-- Extracted material follows --

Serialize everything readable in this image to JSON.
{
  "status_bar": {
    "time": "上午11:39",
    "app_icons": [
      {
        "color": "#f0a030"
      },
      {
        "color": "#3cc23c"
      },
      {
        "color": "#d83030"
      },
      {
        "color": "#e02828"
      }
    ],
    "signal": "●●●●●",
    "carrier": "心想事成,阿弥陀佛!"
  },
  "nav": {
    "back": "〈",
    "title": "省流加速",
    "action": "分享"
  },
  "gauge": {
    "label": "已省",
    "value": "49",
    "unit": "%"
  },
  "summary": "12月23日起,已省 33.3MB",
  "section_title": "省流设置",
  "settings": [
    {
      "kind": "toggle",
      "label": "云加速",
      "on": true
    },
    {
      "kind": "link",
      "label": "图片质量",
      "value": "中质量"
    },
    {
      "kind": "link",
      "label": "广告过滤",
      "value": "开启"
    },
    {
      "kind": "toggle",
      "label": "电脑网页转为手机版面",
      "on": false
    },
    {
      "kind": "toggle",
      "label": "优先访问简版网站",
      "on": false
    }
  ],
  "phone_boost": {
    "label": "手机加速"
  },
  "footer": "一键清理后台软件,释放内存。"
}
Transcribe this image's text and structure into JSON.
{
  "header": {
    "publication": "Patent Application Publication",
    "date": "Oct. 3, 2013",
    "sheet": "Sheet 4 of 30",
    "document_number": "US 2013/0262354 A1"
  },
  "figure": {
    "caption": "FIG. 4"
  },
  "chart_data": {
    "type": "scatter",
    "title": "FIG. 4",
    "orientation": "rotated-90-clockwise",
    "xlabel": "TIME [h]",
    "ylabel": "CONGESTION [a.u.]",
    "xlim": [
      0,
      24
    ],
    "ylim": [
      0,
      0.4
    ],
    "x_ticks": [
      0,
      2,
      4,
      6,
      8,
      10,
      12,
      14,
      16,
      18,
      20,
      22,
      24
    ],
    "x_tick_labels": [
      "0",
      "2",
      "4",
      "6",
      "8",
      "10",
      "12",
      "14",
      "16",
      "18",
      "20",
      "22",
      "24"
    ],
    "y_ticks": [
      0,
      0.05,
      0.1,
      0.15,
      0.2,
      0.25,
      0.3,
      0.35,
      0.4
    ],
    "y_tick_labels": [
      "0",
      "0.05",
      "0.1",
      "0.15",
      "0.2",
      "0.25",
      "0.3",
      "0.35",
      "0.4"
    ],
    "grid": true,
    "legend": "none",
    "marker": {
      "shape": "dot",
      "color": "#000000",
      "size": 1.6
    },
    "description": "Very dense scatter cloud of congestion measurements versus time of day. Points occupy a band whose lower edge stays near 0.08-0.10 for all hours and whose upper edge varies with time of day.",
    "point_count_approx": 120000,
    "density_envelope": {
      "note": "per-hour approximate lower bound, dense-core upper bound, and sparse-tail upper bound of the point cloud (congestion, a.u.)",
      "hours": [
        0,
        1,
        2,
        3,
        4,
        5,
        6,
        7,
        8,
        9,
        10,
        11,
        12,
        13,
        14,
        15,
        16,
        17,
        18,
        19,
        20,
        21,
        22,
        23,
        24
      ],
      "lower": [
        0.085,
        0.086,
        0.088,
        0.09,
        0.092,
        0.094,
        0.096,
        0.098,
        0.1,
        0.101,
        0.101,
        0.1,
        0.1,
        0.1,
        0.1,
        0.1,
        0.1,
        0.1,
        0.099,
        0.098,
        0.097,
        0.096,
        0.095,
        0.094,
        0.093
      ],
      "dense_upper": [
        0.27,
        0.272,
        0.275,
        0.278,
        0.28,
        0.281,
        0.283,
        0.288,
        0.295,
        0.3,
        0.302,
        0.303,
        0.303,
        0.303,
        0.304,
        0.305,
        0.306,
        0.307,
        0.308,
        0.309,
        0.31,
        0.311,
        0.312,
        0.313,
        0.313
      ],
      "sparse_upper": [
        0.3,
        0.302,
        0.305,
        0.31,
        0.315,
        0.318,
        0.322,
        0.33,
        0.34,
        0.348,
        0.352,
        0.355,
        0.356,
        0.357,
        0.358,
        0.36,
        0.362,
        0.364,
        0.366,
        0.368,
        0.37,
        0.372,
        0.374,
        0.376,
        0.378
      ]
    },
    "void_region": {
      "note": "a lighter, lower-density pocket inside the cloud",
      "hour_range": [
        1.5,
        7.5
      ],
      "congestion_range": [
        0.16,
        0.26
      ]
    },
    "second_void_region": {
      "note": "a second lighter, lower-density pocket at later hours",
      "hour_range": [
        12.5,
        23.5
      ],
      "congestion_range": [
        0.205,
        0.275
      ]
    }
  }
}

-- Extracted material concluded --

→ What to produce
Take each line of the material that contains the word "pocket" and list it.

→ Answer for the task
      "note": "a lighter, lower-density pocket inside the cloud",
      "note": "a second lighter, lower-density pocket at later hours",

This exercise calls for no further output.